Supplied records:
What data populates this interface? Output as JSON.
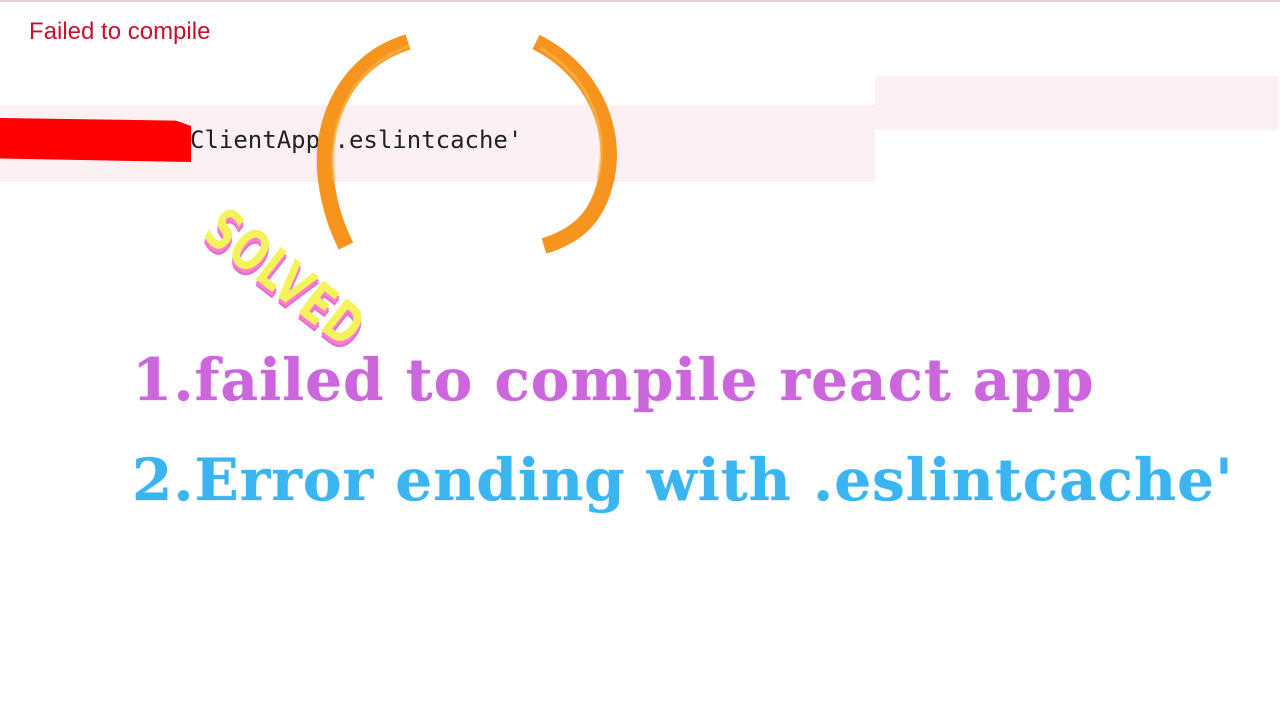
{
  "error": {
    "title": "Failed to compile",
    "path_text": "ClientApp\\.eslintcache'"
  },
  "stamp": {
    "text": "SOLVED"
  },
  "headlines": [
    "1.failed to compile react app",
    "2.Error ending with .eslintcache'"
  ],
  "colors": {
    "error_red": "#c8102e",
    "error_background": "#fcf0f2",
    "redaction": "#ff0000",
    "bracket_orange": "#f7941d",
    "stamp_yellow": "#f4f35a",
    "stamp_pink": "#ff7ad9",
    "headline_purple": "#cc66dd",
    "headline_blue": "#3bb5f2"
  }
}
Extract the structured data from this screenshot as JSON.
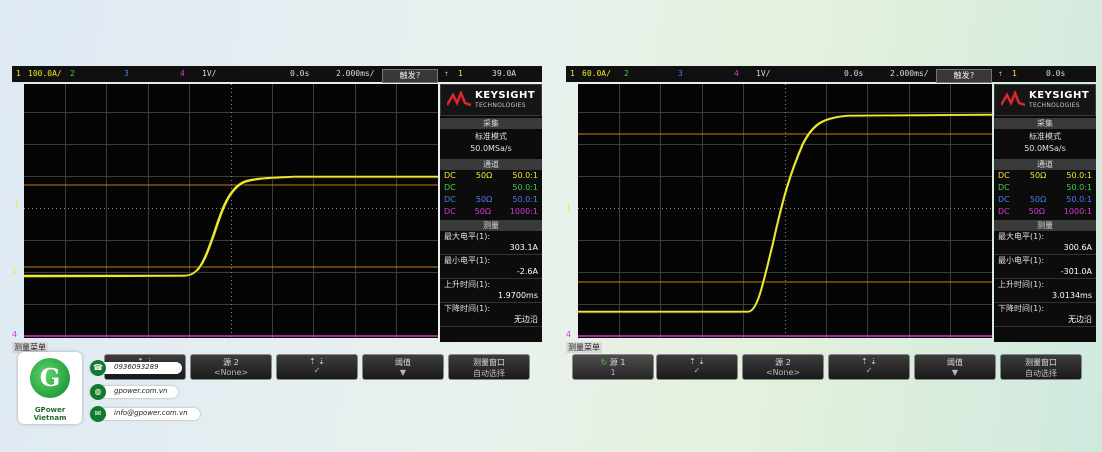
{
  "colors": {
    "ch1": "#f0e82c",
    "ch2": "#3bd14a",
    "ch3": "#4a7cf0",
    "ch4": "#d63ad1",
    "cursor": "#c47a1a",
    "screen_bg": "#050505"
  },
  "scopes": [
    {
      "topbar": {
        "ch1_num": "1",
        "ch1_scale": "100.0A/",
        "ch2_num": "2",
        "ch3_num": "3",
        "ch4_num": "4",
        "ch4_scale": "1V/",
        "delay": "0.0s",
        "timebase": "2.000ms/",
        "trig_mode": "触发?",
        "trig_src": "1",
        "trig_level": "39.0A"
      },
      "panel": {
        "brand": "KEYSIGHT",
        "brand_sub": "TECHNOLOGIES",
        "acq_title": "采集",
        "acq_mode": "标准模式",
        "acq_rate": "50.0MSa/s",
        "chan_title": "通道",
        "channels": [
          {
            "coupling": "DC",
            "imp": "50Ω",
            "probe": "50.0:1"
          },
          {
            "coupling": "DC",
            "imp": "",
            "probe": "50.0:1"
          },
          {
            "coupling": "DC",
            "imp": "50Ω",
            "probe": "50.0:1"
          },
          {
            "coupling": "DC",
            "imp": "50Ω",
            "probe": "1000:1"
          }
        ],
        "meas_title": "测量",
        "measurements": [
          {
            "label": "最大电平(1):",
            "value": "303.1A"
          },
          {
            "label": "最小电平(1):",
            "value": "-2.6A"
          },
          {
            "label": "上升时间(1):",
            "value": "1.9700ms"
          },
          {
            "label": "下降时间(1):",
            "value": "无边沿"
          }
        ]
      },
      "bottom": {
        "menu_title": "测量菜单",
        "keys": [
          {
            "l1": "",
            "l2": ""
          },
          {
            "l1": "源 2",
            "l2": "<None>"
          },
          {
            "l1": "",
            "l2": ""
          },
          {
            "l1": "阈值",
            "l2": "▼"
          },
          {
            "l1": "测量窗口",
            "l2": "自动选择"
          }
        ]
      }
    },
    {
      "topbar": {
        "ch1_num": "1",
        "ch1_scale": "60.0A/",
        "ch2_num": "2",
        "ch3_num": "3",
        "ch4_num": "4",
        "ch4_scale": "1V/",
        "delay": "0.0s",
        "timebase": "2.000ms/",
        "trig_mode": "触发?",
        "trig_src": "1",
        "trig_level": "0.0s"
      },
      "panel": {
        "brand": "KEYSIGHT",
        "brand_sub": "TECHNOLOGIES",
        "acq_title": "采集",
        "acq_mode": "标准模式",
        "acq_rate": "50.0MSa/s",
        "chan_title": "通道",
        "channels": [
          {
            "coupling": "DC",
            "imp": "50Ω",
            "probe": "50.0:1"
          },
          {
            "coupling": "DC",
            "imp": "",
            "probe": "50.0:1"
          },
          {
            "coupling": "DC",
            "imp": "50Ω",
            "probe": "50.0:1"
          },
          {
            "coupling": "DC",
            "imp": "50Ω",
            "probe": "1000:1"
          }
        ],
        "meas_title": "测量",
        "measurements": [
          {
            "label": "最大电平(1):",
            "value": "300.6A"
          },
          {
            "label": "最小电平(1):",
            "value": "-301.0A"
          },
          {
            "label": "上升时间(1):",
            "value": "3.0134ms"
          },
          {
            "label": "下降时间(1):",
            "value": "无边沿"
          }
        ]
      },
      "bottom": {
        "menu_title": "测量菜单",
        "keys": [
          {
            "l1": "源 1",
            "l2": "1"
          },
          {
            "l1": "",
            "l2": ""
          },
          {
            "l1": "源 2",
            "l2": "<None>"
          },
          {
            "l1": "",
            "l2": ""
          },
          {
            "l1": "阈值",
            "l2": "▼"
          },
          {
            "l1": "测量窗口",
            "l2": "自动选择"
          }
        ]
      }
    }
  ],
  "company": {
    "name": "GPower Vietnam",
    "logo_letter": "G",
    "phone": "0936093289",
    "website": "gpower.com.vn",
    "email": "info@gpower.com.vn"
  }
}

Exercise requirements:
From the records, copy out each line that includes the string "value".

Exercise result:
            "value": "303.1A"
            "value": "-2.6A"
            "value": "1.9700ms"
            "value": "无边沿"
            "value": "300.6A"
            "value": "-301.0A"
            "value": "3.0134ms"
            "value": "无边沿"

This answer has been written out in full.